Applied Technology

The recent kerfluffle at the University of Virginia got me thinking more about online education. Supposedly one of the driving issues was the adoption of online courses– key board members wanted UVA to join Harvard, MIT, Stanford, the University of Washington and others in offering MOOCs (massive open online courses). People outside the education world see online education as a way to efficiently deliver the ‘product’– education– while reducing the ‘overhead’– faculty and face to face interaction.

As a former teacher, I have to admit that I’m not as enchanted with this idea as others are. Learning requires more than information. It’s a full-body experience. Think of the last time you had an a-ha moment– there’s a physical rush, isn’t there? And before that moment, there’s lots of brow furrowing and hard thinking and uncertainty and nose wrinkling– all physical experiences. A good teacher doesn’t just evaluate dry test scores to determine whether their students are learning. You are reading body language and picking up non-verbal cues constantly. Turning to online education so emphatically ignores the fact that education is about a lot more than the overhead of teaching. It’s about the experience of learning.

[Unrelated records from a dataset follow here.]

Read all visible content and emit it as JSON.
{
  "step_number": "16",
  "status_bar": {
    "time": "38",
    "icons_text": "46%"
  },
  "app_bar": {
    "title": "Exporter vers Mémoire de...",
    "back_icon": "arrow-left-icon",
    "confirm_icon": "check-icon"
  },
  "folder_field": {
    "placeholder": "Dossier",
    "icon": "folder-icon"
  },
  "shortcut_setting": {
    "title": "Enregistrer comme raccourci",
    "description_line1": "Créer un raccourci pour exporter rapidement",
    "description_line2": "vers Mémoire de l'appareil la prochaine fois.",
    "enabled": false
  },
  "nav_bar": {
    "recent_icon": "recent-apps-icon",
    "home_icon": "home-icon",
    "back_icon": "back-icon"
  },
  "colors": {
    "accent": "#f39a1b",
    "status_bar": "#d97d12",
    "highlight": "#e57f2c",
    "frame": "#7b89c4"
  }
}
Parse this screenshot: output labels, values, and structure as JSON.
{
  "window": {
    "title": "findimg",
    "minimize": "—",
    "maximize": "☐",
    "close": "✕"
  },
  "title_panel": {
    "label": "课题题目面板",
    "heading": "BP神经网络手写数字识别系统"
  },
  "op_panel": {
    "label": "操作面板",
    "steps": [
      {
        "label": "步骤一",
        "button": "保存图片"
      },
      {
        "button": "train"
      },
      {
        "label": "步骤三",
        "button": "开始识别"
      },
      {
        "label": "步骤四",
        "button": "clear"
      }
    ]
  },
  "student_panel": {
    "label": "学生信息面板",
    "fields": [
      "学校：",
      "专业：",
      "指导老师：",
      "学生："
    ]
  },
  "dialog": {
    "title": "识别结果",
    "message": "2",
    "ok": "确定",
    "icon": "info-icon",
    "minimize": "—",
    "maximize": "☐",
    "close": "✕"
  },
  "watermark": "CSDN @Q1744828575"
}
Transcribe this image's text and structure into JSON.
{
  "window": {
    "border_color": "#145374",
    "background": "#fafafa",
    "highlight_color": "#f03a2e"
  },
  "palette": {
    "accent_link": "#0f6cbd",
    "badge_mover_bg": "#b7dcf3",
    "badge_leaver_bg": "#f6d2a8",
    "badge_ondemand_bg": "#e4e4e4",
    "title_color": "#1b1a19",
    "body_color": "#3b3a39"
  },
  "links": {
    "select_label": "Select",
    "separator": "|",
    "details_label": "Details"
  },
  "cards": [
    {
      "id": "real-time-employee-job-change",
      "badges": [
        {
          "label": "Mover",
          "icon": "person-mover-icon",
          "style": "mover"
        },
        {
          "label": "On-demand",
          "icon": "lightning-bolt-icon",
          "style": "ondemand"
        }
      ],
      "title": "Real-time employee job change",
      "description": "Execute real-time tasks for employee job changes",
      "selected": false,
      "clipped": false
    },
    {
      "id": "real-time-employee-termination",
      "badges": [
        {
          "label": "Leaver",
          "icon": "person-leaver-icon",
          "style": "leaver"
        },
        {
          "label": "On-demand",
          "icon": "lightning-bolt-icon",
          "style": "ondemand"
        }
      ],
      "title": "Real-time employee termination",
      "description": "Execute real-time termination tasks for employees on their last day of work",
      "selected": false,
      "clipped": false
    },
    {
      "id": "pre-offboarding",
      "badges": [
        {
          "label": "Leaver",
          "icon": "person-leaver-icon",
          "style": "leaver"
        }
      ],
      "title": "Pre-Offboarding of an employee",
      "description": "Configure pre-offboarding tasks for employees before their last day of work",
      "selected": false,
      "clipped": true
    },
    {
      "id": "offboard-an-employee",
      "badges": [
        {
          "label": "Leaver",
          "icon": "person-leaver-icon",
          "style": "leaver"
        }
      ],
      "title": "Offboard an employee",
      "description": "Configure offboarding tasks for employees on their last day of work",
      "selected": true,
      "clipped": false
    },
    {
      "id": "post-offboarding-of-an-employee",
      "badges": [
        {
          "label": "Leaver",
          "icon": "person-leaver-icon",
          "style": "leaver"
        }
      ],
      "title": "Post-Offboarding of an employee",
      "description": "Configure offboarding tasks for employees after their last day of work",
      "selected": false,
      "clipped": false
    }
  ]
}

That said, technology definitely has a place in education. Technology provides us with previously unimaginable tools to improve productivity, simplify clerical tasks and make evaluation more transparent. But let’s approach technology’s educational applications with care and thought. It’s not a magic cure all. Humans are still hugely complex and teaching is an art because some parts of it truly are magical (teachers get a rush from students’ a-has, too!). Technology can’t replace personal alchemy. That must remain gloriously, happily inefficient.


What Innovation in Higher Ed Can Look Like

I found New Charter University through Twitter– they sponsored a tweet about the cost of community college versus the cost of gas. I actually gasped when I saw their website.

First of all, how great is as a url? Fast. Easy.

But then… The site is simple. Clean. Straightforward. Not glitzy. Not trying to dazzle you with gizmos. Easy to read. Simple to navigate. What you hope your education will be, too.

Their pitch– graduating with a degree from a respected source debt free– is totally current.

Check their highlights:


Affordable. Easy to understand. Under your control. Under their care.

And then there’s this:


Want to enroll? They have one click sign up through Facebook & Twitter:


That’s right. They let you enroll through your Facebook or Twitter account. You can audit as long as you like. Try before you buy– for education. If you decide you like it, you get to keep all of the accumulated work you’ve done.


That’s one heck of a front door experience.

They’re saying “We’ve been taking notes on what all of those other online educators are doing and here’s how we’re improving on it.” In every possible way.

What makes this innovative? It is a better, theoretically more effective education product than other things currently on the market. It’s taking a concept and tweaking it, improving it. It’s breaking the rules in every possible way, from the website design, which is aggressively plain and non-“collegiate”, to their pricing. It’s creative.

It turns out that New Charter (based in San Francisco) used to be Andrew Jackson University (based in Birmingham, AL). Andrew Jackson had a good reputation in the distance learning sphere. But New Charter adopted a competency based model and decided to change both its name and its physical location (although, as an entirely virtual institution, location isn’t actually that important).

Does this concept do anything to close the skills gap? Doubtful. It’s a consumer-driven model that allows anyone to get the academic bona fides (AA, BA, BS, MBA) that are the keys to the kingdom of stability and prosperity. There is no alignment with what employers need. It’s not a connecting point, which is a crucial role community colleges fill.

It is definitely innovative, however.

I wonder if any of this would be applicable in a brick-and-mortar setting.